LISTED RECORDS:
......

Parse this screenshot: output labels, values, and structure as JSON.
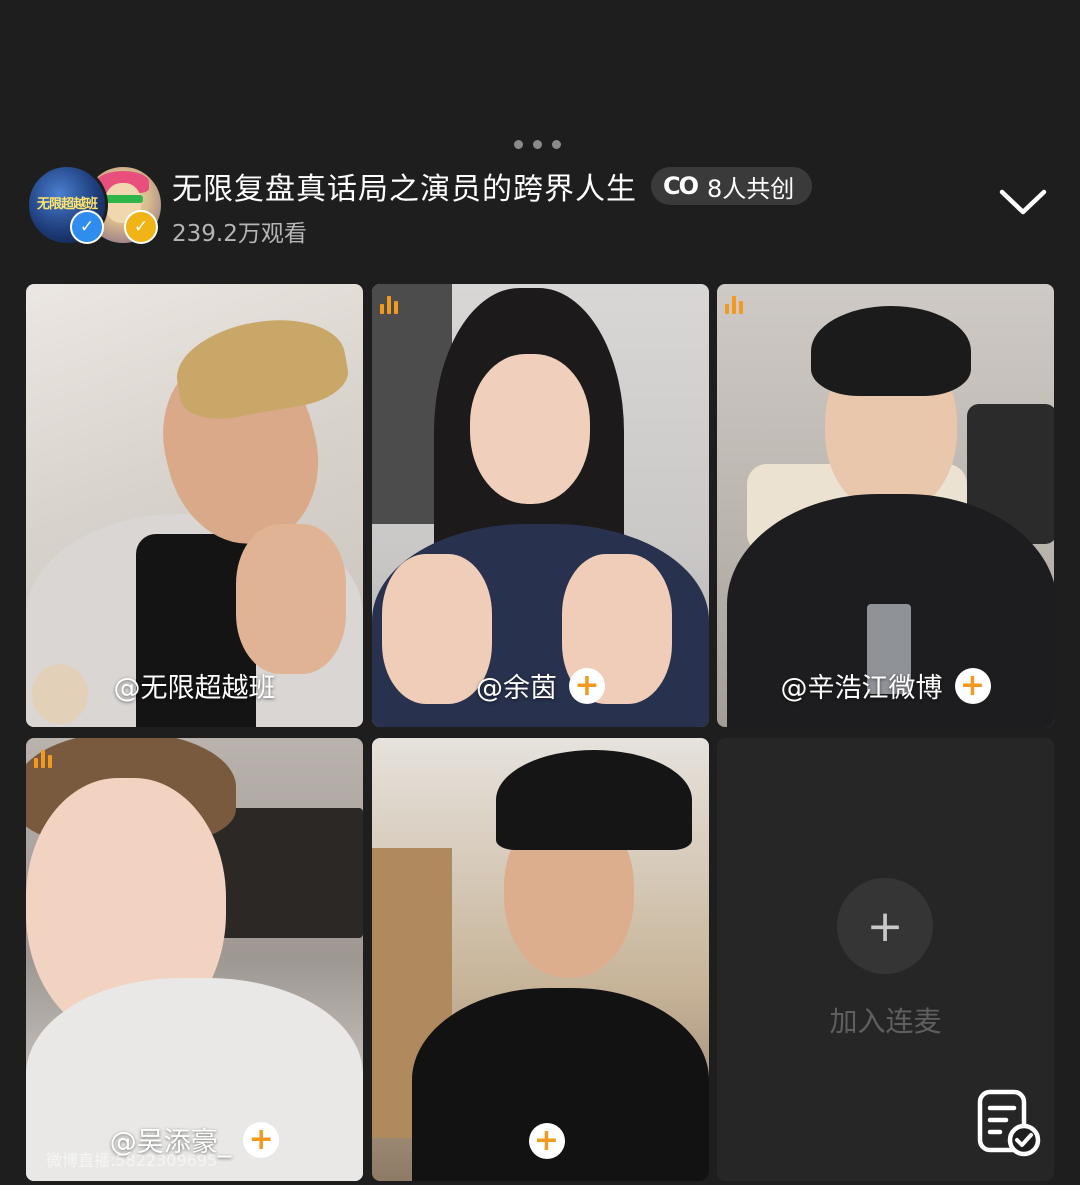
{
  "header": {
    "live_title": "无限复盘真话局之演员的跨界人生",
    "co_badge_icon": "CO",
    "co_badge_label": "8人共创",
    "viewers": "239.2万观看",
    "avatar_logo_text": "无限超越班"
  },
  "tiles": [
    {
      "name": "@无限超越班",
      "has_follow": false,
      "speaking": false
    },
    {
      "name": "@余茵",
      "has_follow": true,
      "speaking": true
    },
    {
      "name": "@辛浩江微博",
      "has_follow": true,
      "speaking": true
    },
    {
      "name": "@吴添豪_",
      "has_follow": true,
      "speaking": true
    },
    {
      "name": "",
      "has_follow": true,
      "speaking": false
    }
  ],
  "join_tile": {
    "icon": "+",
    "label": "加入连麦"
  },
  "follow_glyph": "+",
  "watermark": "微博直播:5822309695",
  "colors": {
    "accent": "#f29a1f",
    "background": "#1e1e1e",
    "verified_blue": "#2f8df0",
    "verified_gold": "#f1b417"
  },
  "icons": [
    "chevron-down-icon",
    "signal-bars-icon",
    "document-check-icon",
    "verified-badge-icon"
  ]
}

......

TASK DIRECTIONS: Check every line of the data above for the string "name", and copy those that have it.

TASK ANSWER:
      "name": "@无限超越班",
      "name": "@余茵",
      "name": "@辛浩江微博",
      "name": "@吴添豪_",
      "name": "",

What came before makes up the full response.